The US Food and Drug Administration (FDA) approved the use of Ecstasy (MDMA) to treat veterans suffering from PTSD in a trial treatment. The approval is specifically for use on veterans suffering from PTSD that has proven resistant to other, more traditional treatments, such as:
- Relaxation training; and
- Attending support groups.
It is certainly a controversial decision by the FDA, but it may be a necessary one. The use of the MDMA must be coupled with psychotherapy. Nevertheless, many people will consider this a breakthrough in how mental health problems are treated. Early and small scale experiments have produced positive results.
The Department of Veterans Affairs (VA) Medical Center in Denver will most likely be the site of the trial treatment program the FDA has approved. The Denver VA has demonstrated a history of success in treating people unresponsive to traditional treatments.
An initial test showed 10 of 12 subjects very responsive to this particular treatment. Combining MDMA with psychotherapy produced the best results in the trial group and was therefore determined to be the most effective method.
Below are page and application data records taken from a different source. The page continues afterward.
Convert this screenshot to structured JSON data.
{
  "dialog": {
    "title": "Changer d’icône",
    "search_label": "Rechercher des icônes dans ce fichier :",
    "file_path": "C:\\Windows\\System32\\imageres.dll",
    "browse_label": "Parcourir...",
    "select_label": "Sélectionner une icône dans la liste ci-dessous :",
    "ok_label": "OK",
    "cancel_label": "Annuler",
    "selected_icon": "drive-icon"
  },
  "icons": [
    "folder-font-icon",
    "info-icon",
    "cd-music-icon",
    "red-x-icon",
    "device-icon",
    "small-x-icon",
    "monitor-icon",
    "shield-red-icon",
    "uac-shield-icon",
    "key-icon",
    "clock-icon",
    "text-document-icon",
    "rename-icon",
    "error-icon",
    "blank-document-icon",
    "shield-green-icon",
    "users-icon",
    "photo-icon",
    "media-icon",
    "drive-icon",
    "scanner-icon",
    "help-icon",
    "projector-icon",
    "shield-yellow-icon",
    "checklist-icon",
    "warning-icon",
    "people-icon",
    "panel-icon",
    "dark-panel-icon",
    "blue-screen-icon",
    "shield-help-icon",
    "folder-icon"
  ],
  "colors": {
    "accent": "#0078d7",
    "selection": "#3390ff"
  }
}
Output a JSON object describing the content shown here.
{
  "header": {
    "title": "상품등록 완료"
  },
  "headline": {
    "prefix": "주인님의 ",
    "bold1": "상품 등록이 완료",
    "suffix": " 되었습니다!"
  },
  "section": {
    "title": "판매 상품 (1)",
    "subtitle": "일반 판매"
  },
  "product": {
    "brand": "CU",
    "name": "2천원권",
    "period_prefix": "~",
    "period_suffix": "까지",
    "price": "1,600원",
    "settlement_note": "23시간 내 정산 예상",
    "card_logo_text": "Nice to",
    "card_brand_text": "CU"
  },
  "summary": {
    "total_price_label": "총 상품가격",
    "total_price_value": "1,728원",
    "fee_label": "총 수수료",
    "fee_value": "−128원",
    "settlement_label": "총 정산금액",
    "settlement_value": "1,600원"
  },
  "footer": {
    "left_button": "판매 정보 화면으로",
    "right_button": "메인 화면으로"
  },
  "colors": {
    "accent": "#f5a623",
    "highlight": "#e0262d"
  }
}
This test was compared against a placebo group given the same amount of psychotherapy sessions but not the MDMA. The placebo group resulted in only 2 of the 8 participants showing considerable improvement. There is a striking distinction between the results from the two groups.
Using MDMA to treat PTSD will hopefully prove to be groundbreaking work. MDMA works in a way no other current medication can and will hopefully result in relief for those veterans suffering from PTSD proven to be resistant to traditional treatments.
If you are a disabled veteran who has been denied disability compensation or have not yet applied for benefits from the VA, contact Veterans Help Group. You may be entitled to certain programs and benefits so contact our veterans disability rights firm today.